▶ WHAT THE TASK ASKS: Copy out all lines in the data below containing the string "Выбрать".

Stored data
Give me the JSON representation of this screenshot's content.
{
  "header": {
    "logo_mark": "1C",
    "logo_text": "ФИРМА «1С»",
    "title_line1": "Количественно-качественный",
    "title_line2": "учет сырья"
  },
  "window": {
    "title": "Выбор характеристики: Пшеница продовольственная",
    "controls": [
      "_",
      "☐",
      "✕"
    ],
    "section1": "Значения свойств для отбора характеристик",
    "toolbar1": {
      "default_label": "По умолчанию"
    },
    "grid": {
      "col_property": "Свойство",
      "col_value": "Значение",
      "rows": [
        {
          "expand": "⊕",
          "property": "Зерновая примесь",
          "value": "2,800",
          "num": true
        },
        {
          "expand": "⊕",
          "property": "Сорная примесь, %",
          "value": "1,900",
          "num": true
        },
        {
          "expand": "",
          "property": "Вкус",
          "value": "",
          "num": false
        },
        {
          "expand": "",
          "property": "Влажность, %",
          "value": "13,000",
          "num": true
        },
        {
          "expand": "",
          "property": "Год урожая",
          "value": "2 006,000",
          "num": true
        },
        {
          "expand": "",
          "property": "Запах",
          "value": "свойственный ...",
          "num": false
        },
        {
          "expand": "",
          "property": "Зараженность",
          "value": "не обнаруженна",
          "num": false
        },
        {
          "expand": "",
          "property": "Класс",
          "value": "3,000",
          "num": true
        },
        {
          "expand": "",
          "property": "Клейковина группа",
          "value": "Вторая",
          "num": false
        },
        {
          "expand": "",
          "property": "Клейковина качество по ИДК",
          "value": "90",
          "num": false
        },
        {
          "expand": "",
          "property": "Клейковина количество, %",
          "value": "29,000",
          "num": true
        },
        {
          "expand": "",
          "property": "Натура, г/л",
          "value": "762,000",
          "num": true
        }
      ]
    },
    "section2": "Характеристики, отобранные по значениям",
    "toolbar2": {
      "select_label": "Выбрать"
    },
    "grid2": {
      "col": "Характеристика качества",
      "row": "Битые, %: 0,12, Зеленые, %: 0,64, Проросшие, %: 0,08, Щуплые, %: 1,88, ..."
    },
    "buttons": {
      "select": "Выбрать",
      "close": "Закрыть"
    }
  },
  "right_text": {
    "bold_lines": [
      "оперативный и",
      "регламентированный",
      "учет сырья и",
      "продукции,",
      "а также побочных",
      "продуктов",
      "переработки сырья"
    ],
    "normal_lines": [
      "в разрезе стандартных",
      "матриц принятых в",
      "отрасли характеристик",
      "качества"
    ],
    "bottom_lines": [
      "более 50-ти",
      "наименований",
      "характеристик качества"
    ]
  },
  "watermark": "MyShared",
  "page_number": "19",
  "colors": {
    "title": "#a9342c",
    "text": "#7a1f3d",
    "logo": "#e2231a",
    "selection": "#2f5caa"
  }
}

▶ TASK RESULT:
      "select_label": "Выбрать"
      "select": "Выбрать",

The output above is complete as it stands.